[DIRECTIONS]: The entries follow. Copy every line in which "icon" appears.

****

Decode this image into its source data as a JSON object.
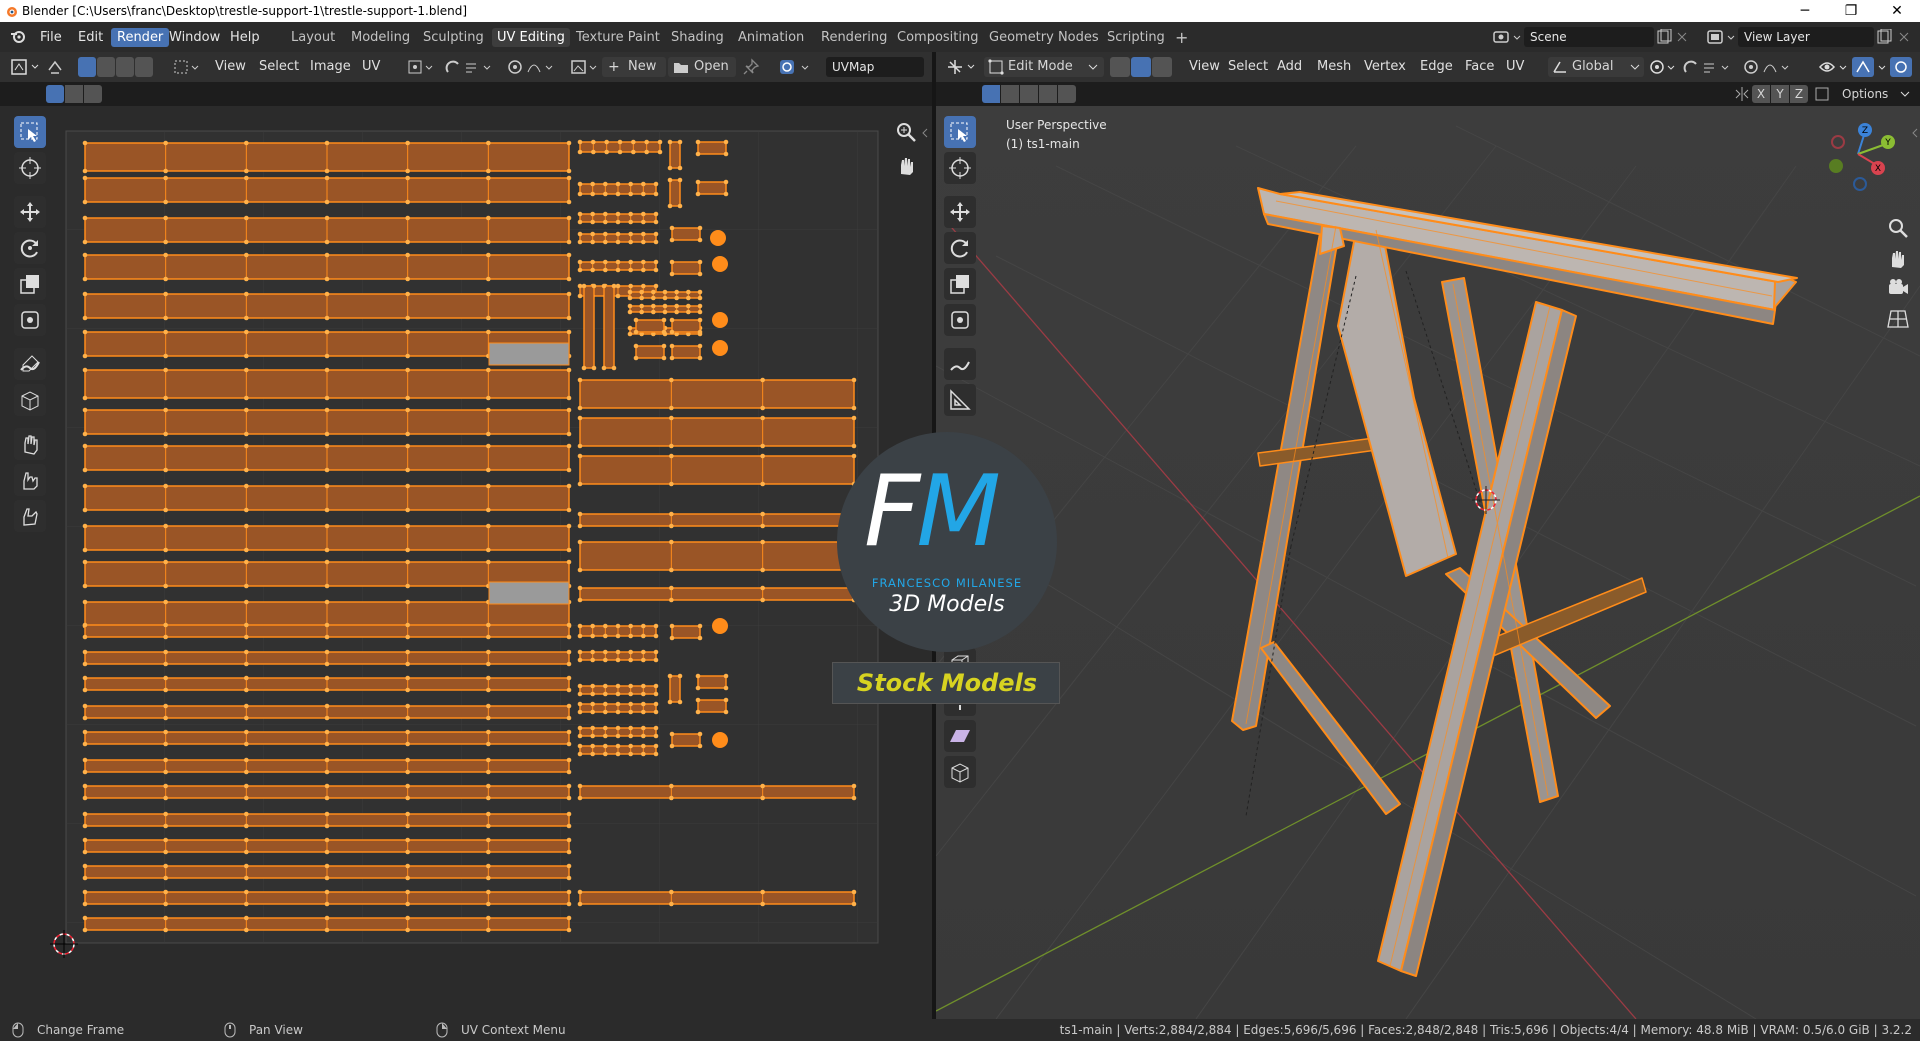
{
  "window": {
    "title": "Blender [C:\\Users\\franc\\Desktop\\trestle-support-1\\trestle-support-1.blend]",
    "minimize": "─",
    "maximize": "❐",
    "close": "✕"
  },
  "menu": {
    "items": [
      "File",
      "Edit",
      "Render",
      "Window",
      "Help"
    ],
    "active": "Render"
  },
  "workspaces": {
    "tabs": [
      "Layout",
      "Modeling",
      "Sculpting",
      "UV Editing",
      "Texture Paint",
      "Shading",
      "Animation",
      "Rendering",
      "Compositing",
      "Geometry Nodes",
      "Scripting"
    ],
    "active": "UV Editing",
    "add": "+"
  },
  "scene": {
    "name": "Scene",
    "view_layer": "View Layer"
  },
  "uv_editor": {
    "menus": [
      "View",
      "Select",
      "Image",
      "UV"
    ],
    "new_label": "New",
    "open_label": "Open",
    "uvmap": "UVMap"
  },
  "viewport": {
    "mode": "Edit Mode",
    "menus": [
      "View",
      "Select",
      "Add",
      "Mesh",
      "Vertex",
      "Edge",
      "Face",
      "UV"
    ],
    "orientation": "Global",
    "axes": [
      "X",
      "Y",
      "Z"
    ],
    "options": "Options",
    "overlay_title": "User Perspective",
    "overlay_object": "(1) ts1-main",
    "gizmo_axes": {
      "z": "Z",
      "y": "Y",
      "x": "X"
    }
  },
  "watermark": {
    "letters": "FM",
    "name": "FRANCESCO MILANESE",
    "subtitle": "3D Models",
    "badge": "Stock Models"
  },
  "status": {
    "left": [
      {
        "icon": "mouse-left-icon",
        "label": "Change Frame"
      },
      {
        "icon": "mouse-middle-icon",
        "label": "Pan View"
      },
      {
        "icon": "mouse-right-icon",
        "label": "UV Context Menu"
      }
    ],
    "stats": "ts1-main | Verts:2,884/2,884 | Edges:5,696/5,696 | Faces:2,848/2,848 | Tris:5,696 | Objects:4/4 | Memory: 48.8 MiB | VRAM: 0.5/6.0 GiB | 3.2.2"
  },
  "colors": {
    "accent": "#4772b3",
    "selection": "#ff8c1a",
    "uv_face": "#9a5526",
    "x_axis": "#d9434f",
    "y_axis": "#8bbd33",
    "z_axis": "#3b83d9"
  }
}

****

[EXERCISE SOLUTION]:
        "icon": "mouse-left-icon",
        "icon": "mouse-middle-icon",
        "icon": "mouse-right-icon",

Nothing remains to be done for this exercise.